New York University Game Center Director Frank Lantz’ keynote speech at this year’s US Go Congress (Game Theorist Frank Lantz on why go should be “A little less Tang Dynasty and a little more NASCAR” 8/13 EJ) is now available online. Click here for a video of the talk, here for a Powerpoint version and here for a PDF. Lantz says he’s interested in “continu(ing) to be involved in helping grow and promote go worldwide.”
Monday October 13, 2014
Go Club Tango and the Slovak go association will host the 2014 Winter Solstice Bratislava on December 27 and 28 at Hotel Viktor. The 13 EU fee must be paid-on site but organizer Julius Masarovic requests that all players register online before December 10. Players who wish to stay at Hotel Viktor for the duration of the tournament will enjoy a discount. Cash and material prizes will be available for top players. To register or for more information, please visit the Klub Taogo website.

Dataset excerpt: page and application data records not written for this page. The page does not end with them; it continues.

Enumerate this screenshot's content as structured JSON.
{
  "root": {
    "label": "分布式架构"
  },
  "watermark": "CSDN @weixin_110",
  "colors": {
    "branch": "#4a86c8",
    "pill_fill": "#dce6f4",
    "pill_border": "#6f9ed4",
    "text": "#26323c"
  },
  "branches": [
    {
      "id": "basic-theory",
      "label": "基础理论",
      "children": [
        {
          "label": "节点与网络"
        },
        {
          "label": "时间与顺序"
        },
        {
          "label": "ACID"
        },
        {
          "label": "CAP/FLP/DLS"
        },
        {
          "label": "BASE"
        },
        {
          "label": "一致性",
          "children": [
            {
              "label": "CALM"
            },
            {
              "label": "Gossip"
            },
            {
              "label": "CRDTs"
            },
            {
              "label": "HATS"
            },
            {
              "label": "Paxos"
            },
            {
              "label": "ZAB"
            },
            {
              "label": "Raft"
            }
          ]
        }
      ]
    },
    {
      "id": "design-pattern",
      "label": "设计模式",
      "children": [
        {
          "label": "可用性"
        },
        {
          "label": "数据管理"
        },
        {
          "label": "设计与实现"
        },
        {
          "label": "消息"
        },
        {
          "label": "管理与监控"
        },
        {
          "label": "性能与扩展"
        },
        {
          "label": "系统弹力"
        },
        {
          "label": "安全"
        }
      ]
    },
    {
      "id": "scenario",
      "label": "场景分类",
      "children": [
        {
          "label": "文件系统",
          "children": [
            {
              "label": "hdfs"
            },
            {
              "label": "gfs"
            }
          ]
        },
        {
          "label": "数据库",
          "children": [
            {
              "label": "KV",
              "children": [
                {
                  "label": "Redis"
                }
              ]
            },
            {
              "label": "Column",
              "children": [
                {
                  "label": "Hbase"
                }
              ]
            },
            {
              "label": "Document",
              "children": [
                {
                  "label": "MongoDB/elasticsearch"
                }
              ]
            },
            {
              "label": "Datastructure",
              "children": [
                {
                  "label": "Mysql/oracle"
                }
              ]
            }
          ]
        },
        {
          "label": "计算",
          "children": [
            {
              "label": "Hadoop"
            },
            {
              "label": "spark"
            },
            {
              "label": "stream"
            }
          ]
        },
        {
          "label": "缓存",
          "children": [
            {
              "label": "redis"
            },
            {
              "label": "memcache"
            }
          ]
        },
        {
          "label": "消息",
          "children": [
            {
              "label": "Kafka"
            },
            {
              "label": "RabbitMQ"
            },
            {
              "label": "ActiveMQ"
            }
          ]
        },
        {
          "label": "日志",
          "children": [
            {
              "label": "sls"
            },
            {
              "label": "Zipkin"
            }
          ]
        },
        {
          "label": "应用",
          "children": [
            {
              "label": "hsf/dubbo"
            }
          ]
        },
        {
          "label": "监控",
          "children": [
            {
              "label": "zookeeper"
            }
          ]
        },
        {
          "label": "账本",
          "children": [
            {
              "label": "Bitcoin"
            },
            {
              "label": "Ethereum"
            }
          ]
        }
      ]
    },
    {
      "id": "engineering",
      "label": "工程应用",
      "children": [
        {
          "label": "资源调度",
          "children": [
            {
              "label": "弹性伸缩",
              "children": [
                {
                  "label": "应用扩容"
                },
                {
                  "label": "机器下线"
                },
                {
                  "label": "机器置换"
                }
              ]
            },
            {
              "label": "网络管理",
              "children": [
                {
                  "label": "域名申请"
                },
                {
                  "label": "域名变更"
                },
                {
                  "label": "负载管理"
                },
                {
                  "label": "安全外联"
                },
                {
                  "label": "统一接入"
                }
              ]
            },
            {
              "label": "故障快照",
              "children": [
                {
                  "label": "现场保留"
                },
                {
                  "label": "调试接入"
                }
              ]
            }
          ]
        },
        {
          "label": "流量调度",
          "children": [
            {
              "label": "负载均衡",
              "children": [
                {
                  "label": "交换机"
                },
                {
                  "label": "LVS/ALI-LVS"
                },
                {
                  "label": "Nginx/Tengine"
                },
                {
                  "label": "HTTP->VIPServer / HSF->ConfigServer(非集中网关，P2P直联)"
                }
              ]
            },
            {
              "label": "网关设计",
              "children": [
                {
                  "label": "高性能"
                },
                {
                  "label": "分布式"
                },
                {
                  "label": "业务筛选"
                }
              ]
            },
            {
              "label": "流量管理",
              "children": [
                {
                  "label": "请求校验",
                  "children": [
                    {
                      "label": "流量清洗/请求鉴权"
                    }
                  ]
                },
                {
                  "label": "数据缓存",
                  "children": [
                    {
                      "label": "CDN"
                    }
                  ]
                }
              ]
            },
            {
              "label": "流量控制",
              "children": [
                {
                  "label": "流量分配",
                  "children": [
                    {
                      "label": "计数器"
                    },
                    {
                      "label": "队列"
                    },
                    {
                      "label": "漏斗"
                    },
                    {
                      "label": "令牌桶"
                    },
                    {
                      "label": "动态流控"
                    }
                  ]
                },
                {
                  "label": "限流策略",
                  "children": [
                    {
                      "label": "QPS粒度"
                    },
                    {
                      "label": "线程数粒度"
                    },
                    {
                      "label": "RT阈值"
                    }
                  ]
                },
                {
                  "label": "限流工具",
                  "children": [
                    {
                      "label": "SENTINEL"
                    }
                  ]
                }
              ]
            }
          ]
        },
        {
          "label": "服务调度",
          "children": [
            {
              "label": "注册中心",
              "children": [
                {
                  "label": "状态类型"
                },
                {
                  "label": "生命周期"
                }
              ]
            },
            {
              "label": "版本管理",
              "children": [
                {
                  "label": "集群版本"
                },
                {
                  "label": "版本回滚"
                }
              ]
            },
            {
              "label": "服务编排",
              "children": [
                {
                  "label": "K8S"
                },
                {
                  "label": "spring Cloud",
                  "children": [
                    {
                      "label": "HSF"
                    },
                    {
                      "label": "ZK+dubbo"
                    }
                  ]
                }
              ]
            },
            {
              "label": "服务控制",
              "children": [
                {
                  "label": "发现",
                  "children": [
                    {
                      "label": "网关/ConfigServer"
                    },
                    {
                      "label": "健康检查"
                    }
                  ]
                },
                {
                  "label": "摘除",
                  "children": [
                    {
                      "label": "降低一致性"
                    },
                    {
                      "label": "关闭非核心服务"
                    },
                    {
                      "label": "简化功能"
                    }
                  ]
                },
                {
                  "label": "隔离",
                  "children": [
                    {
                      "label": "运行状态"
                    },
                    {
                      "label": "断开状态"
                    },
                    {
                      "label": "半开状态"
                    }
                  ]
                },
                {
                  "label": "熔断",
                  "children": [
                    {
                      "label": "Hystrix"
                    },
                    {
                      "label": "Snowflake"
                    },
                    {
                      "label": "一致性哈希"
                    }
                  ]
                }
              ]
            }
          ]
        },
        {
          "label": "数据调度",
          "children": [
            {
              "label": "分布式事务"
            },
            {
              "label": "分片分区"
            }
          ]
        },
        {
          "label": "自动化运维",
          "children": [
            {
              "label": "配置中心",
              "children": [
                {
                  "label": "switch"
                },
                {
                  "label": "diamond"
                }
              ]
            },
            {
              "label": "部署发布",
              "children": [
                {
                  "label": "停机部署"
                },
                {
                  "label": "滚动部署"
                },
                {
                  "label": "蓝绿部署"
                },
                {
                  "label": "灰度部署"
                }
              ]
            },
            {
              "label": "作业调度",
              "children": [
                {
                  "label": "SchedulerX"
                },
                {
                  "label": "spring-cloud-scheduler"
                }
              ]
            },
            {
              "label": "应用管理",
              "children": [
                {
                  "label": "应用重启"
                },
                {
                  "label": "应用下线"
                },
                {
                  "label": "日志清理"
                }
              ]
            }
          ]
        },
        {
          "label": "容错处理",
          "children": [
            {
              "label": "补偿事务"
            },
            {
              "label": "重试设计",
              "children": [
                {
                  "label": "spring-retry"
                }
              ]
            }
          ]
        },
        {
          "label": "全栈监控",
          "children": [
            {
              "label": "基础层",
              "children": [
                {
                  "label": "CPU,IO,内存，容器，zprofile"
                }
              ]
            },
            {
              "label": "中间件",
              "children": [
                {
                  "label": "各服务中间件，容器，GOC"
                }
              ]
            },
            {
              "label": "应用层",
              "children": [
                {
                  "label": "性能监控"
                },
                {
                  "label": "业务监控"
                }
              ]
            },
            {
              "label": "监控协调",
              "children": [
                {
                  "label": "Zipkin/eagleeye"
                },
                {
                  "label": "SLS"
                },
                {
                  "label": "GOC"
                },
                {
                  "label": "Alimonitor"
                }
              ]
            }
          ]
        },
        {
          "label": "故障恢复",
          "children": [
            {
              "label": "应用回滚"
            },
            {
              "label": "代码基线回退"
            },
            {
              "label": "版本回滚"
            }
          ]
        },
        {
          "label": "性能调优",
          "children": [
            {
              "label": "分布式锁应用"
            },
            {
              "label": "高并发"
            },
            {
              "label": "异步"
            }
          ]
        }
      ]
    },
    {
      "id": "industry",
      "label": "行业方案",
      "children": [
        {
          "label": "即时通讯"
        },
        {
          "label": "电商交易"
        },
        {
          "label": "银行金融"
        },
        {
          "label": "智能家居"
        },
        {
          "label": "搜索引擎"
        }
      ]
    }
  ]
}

The British Go Association and Central London Go Club will host the 41st London Open Go Congress 2014 from December 28 to December 31 at the International Students House. Cash prizes will be available for the top 4 players, the top 2 players “below the bar,” and the top player who started the tournament with a GoR of 10 kyu or below. In addition to the main tournament, there will be lectures, pair go, and lightning games as well as a rengo tournament and New Year’s Eve meal for those who wish to stay for celebrations. Students and junior players (under age 18) will receive discounts. Players who wish to play only for one or two days will also receive lower rates but all players must register before December 15. To register or for more information, please visit the official London Open website.
—Annalia Linnan; for complete listings, check out the European Tournament Calendar